Poets on Poets: Sadoff reading Blake; Byron MS found

This week, after a short holiday, Romantic Circles' Poets on Poets series publishes Ira Sadoff reading Blake's "London." (Also available via free subscription as a podcast.)

"A librarian at University College London has discovered a previously unknown manuscript version of a poem by Lord Byron during a routine cataloguing session. The 12-line poem was inscribed in the front of a copy of an 1810 edition of The Pleasures of Memory by Samuel Rogers, which had been given to the poet by the author."

Main Blog Categories: 

Poets on Poets: Drucker reading Byron (and podcast)

This week's Poets on Poets MP3 archive features Johanna Drucker reading Byron's "Stanzas to [Augusta]." A reminder: weekly updates are now available as a podcast, via Apple's iTunes, iPodder, or any other "podcatcher" program. (See the instructions on the page.)

Main Blog Categories: 

Poets on Poets: Fanny Howe reading Bronte (and podcast)

This week's Poets on Poets MP3 archive features Fanny Howe reading Bronte's "No Coward Soul is Mine."

Now you can subscribe to Poets on Poets as a podcast.
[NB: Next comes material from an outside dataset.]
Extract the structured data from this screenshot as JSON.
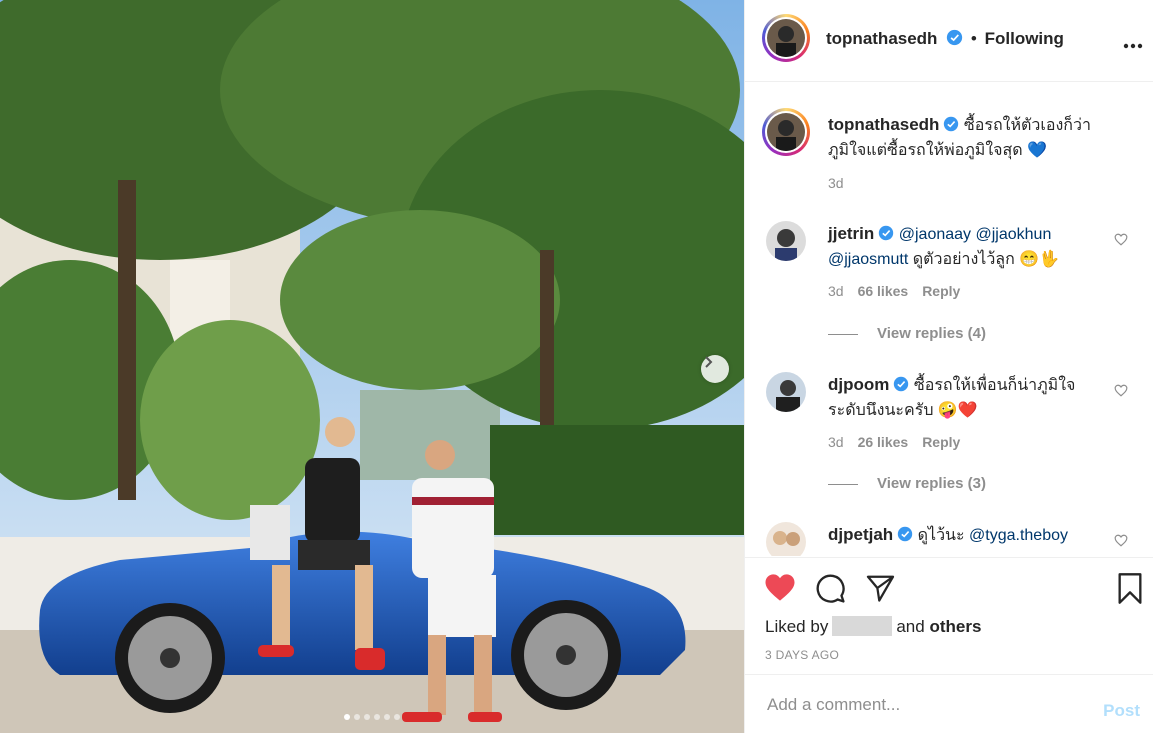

Just look for the "RSS Podcast" button on the home page and copy the link into your podcast aggregator or player (such as iTunes) in order to receive automated updates with new postings every week.

Main Blog Categories: 

Poets on Poets: Halsey Reading Beddoes

This week, Poets on Poets MP3 archive presents more Beddoes: Alan Halsey reading "Song in the Air." Halsey's edition of the later text of Beddoes's Death's Jest-Book was published by West House Books in 2003, and his several essays on Beddoes's life and work have appeared in various journals and pamphlets.

Here's the poem:

Main Blog Categories: 

Poets on Poets: Monk reading Beddoes

This week, Romantic Circles' Poets on Poets MP3 Archive features Geraldine Monk--whose work has appeared in numerous major anthologies including the Oxford Anthology of 20th Century British & Irish Poetry--reading two selections from Thomas Lovell Beddoes: "If thou wilt ease thine heart" and "We do lie beneath the grass."

Main Blog Categories: 

Pages

Subscribe to RSS - Poets on Poets